When air, water or land becomes polluted, it's often difficult and expensive -- and sometimes impossible -- to clean it up. Preventing pollution is cheaper than either waste management or cleanup. Many household products such as, paint, batteries, hazardous chemicals, compact fluorescent light bulbs (CFL), and even electronics contain toxic elements that can be harmful to the environment, you and your family if not disposed of properly. To ensure a safe and healthy home and environment, follow these tips for disposal and recycling of hazardous household wastes:
Batteries contain lead, mercury, and cadmium. These compounds should not be burned or put in land fills. When burned, these toxic compounds enter the air and food chain. In landfills, they can slowly penetrate ground water.
Chicago now has a city-wide battery collection program where batteries can be dropped off at any Chicago Public Library or Walgreens Drug Store. These locations accept alkaline and rechargeable batteries, but not lead-acid car batteries. Chicago, together with the Illinois Environmental Protection Agency (IEPA), holds several hazardous household wastes collections annually. These collections accept normal alkaline batteries, rechargeable and car batteries at no charge. For more information on dates and locations of collections visit the IEPA’s website at www.epa.state.il.us/land/hazardous-waste/household-haz-waste/index.html or call City of Chicago Department of Streets and Sanitation at (312) 744-4611. To find a recycling center that accepts batteries in your area, visit www.earth911.org.
Computers, printers, televisions, cellular phones, stereos, fax machines, DVD players and VCRs are all recyclable. Electronics are usually made using hazardous materials such as lead, arsenic, mercury, and polychlorinated biphenyls (PCB’s) that should not be dumped in a landfill.

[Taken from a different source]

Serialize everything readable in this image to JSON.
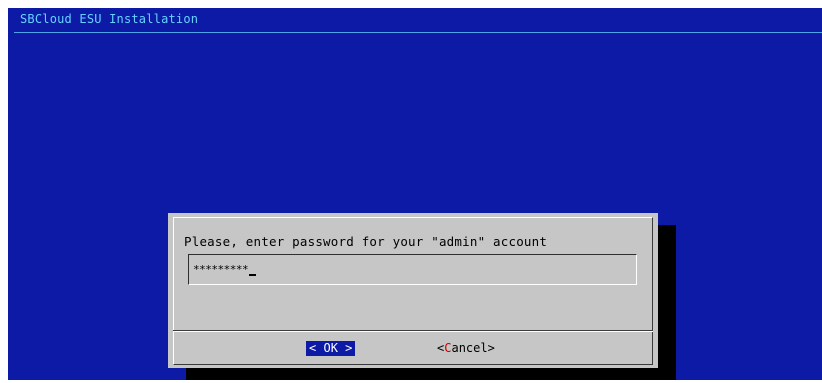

Computers alone contain several pounds of lead in each monitor and a variety of other chemicals.
Before throwing out your unwanted electronics, consider giving them to a relative or friend, donating unwanted items to a local charity or recycling them. Many recycling centers in Illinois accept electronics. Some computer manufacturers have created recycling centers for PC’s and have agreements with charities that will accept them. Visit www.epa.state.il.us, www.illinoisrecycles.org/byteback_text.html, www.earth911.org or call the toll-free Environmental Helpline at (888) 372-1996 to search for recycling centers/programs near you.
Paint (non-latex paint)
The IEPA reported that about 25% of the waste it collects at household hazardous waste events is paint. Paint makes up a large portion of hazardous waste that is improperly disposed of. If not properly discarded, waste from paint cans enter
storm drains and flow into rivers and streams, harming aquatic wildlife.
Many paint retailers in Illinois are accepting unwanted paint where it may be reformulated or remixed for reuse. For a list of local retailers accepting paint, visit the IEPA’s Partners for Waste Paint Solutions Program at www.epa.state.il.us/land/citizen-involvement/paint.html or www.epa.state.il.us/land/hazardous-waste for information on the IEPA’s household hazardous waste collection events.